The thin line that separates success and failure out on the park can also be in evidence away from the playing arena.
When Donegal beat Tyrone in the Ulster Championship quarter-final back in May, it was felt that this setback could have grave repercussions for the ongoing Club Tyrone fund-raising drive aimed at helping to finance the county’s new Centre of Excellence at Garvaghy near Ballygawley.
Indeed, Club Tyrone chairman Hugh McAleer reveals today that it was a case of “all hands to the pumps” in a bid to rekindle entrepreneurial flair.
“The defeat to Donegal was a real downer,” admits Omagh accountant McAleer.
“Obviously there was depression and the feeling of where do we go from here. But we summoned all hands to the pumps and we set ourselves a target of trying to sign up one hundred new members to Club Tyrone before the date of our first qualifying match against Offaly at the end of June came round.”
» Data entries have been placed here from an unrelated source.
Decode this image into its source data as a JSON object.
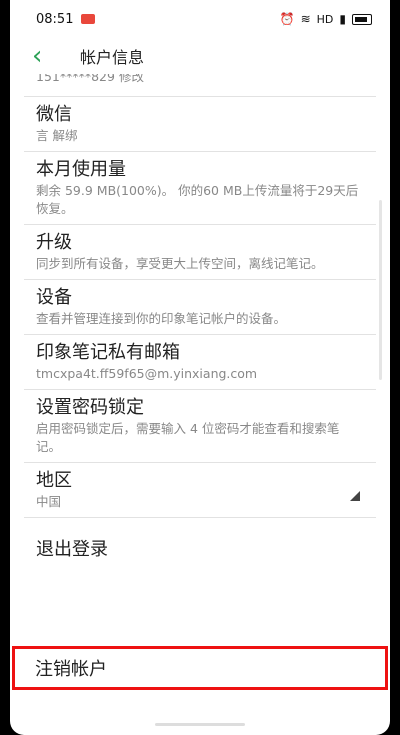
{
  "status_bar": {
    "time": "08:51",
    "network": "HD"
  },
  "header": {
    "title": "帐户信息"
  },
  "top_partial": {
    "text": "151*****829  修改"
  },
  "items": [
    {
      "title": "微信",
      "subtitle": "言 解绑"
    },
    {
      "title": "本月使用量",
      "subtitle": "剩余 59.9 MB(100%)。 你的60 MB上传流量将于29天后恢复。"
    },
    {
      "title": "升级",
      "subtitle": "同步到所有设备，享受更大上传空间，离线记笔记。"
    },
    {
      "title": "设备",
      "subtitle": "查看并管理连接到你的印象笔记帐户的设备。"
    },
    {
      "title": "印象笔记私有邮箱",
      "subtitle": "tmcxpa4t.ff59f65@m.yinxiang.com"
    },
    {
      "title": "设置密码锁定",
      "subtitle": "启用密码锁定后，需要输入 4 位密码才能查看和搜索笔记。"
    },
    {
      "title": "地区",
      "subtitle": "中国"
    }
  ],
  "logout": {
    "label": "退出登录"
  },
  "deregister": {
    "label": "注销帐户"
  },
  "colors": {
    "accent": "#2da157",
    "highlight": "#e11"
  }
}
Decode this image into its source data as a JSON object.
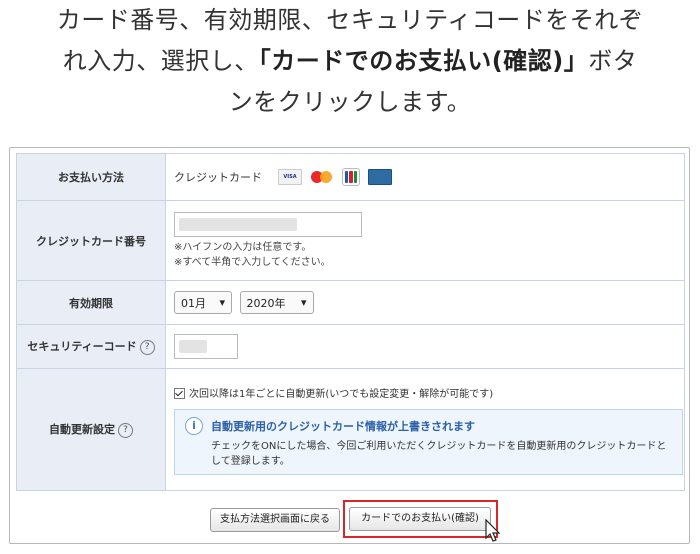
{
  "instructions": {
    "line1": "カード番号、有効期限、セキュリティコードをそれぞ",
    "line2_pre": "れ入力、選択し、",
    "line2_bold": "「カードでのお支払い(確認)」",
    "line2_post": "ボタ",
    "line3": "ンをクリックします。"
  },
  "form": {
    "payment_method": {
      "label": "お支払い方法",
      "value": "クレジットカード",
      "card_icons": [
        "visa-icon",
        "mastercard-icon",
        "jcb-icon",
        "amex-icon"
      ]
    },
    "card_number": {
      "label": "クレジットカード番号",
      "note1": "※ハイフンの入力は任意です。",
      "note2": "※すべて半角で入力してください。"
    },
    "expiry": {
      "label": "有効期限",
      "month": "01月",
      "year": "2020年",
      "arrow": "▾"
    },
    "security_code": {
      "label": "セキュリティーコード",
      "help": "?"
    },
    "auto_renew": {
      "label": "自動更新設定",
      "help": "?",
      "checkbox_label": "次回以降は1年ごとに自動更新(いつでも設定変更・解除が可能です)",
      "checked": true,
      "info_icon": "i",
      "info_title": "自動更新用のクレジットカード情報が上書きされます",
      "info_text": "チェックをONにした場合、今回ご利用いただくクレジットカードを自動更新用のクレジットカードとして登録します。"
    }
  },
  "buttons": {
    "back_label": "支払方法選択画面に戻る",
    "confirm_label": "カードでのお支払い(確認)"
  },
  "colors": {
    "highlight": "#d9262b",
    "label_bg": "#e9eef6",
    "info_title": "#2a5fa8"
  }
}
Any pessimism in the wake of the Ballybofey blow soon evaporated, however, and McAleer was able to subsequently report that Club Tyrone had exceeded all expectations by acquiring the signatures of 127 people as new members who each pledged £500.
“Obviously this will bring in a lot of much-needed cash and it’s hardly surprising therefore to learn that I am particularly keen to see Tyrone beat Mayo on Sunday,” smiles McAleer.
“Firstly, because it would be great to get into another All-Ireland final. Secondly it would provide further impetus for our coaching structures especially at under-age level. And thirdly because it would mean that maybe Club Tyrone could go from strength to strength in its avowed aim of leaving the best possible legacy for future generations within the county.”
With Tyrone in both the senior and minor All-Ireland semi-finals, football fever is rampant within the county yet again with even talk of a double triumph surfacing.
But McAleer, conditioned as he is to working within the constraints of a straitened financial environment, is aware that success does not necessarily always breed success.
“In some ways the defeat against Donegal galvanised us. We decided that we were not going to let that loss overcome us, we were only going to look at it as a short-term hiccup.
“We re-doubled our efforts to raise funds, we achieved what we set out to do but there is still a hard road ahead,” confirms McAleer.
“In the face of adversity Tyrone gaels always rise the occasion.”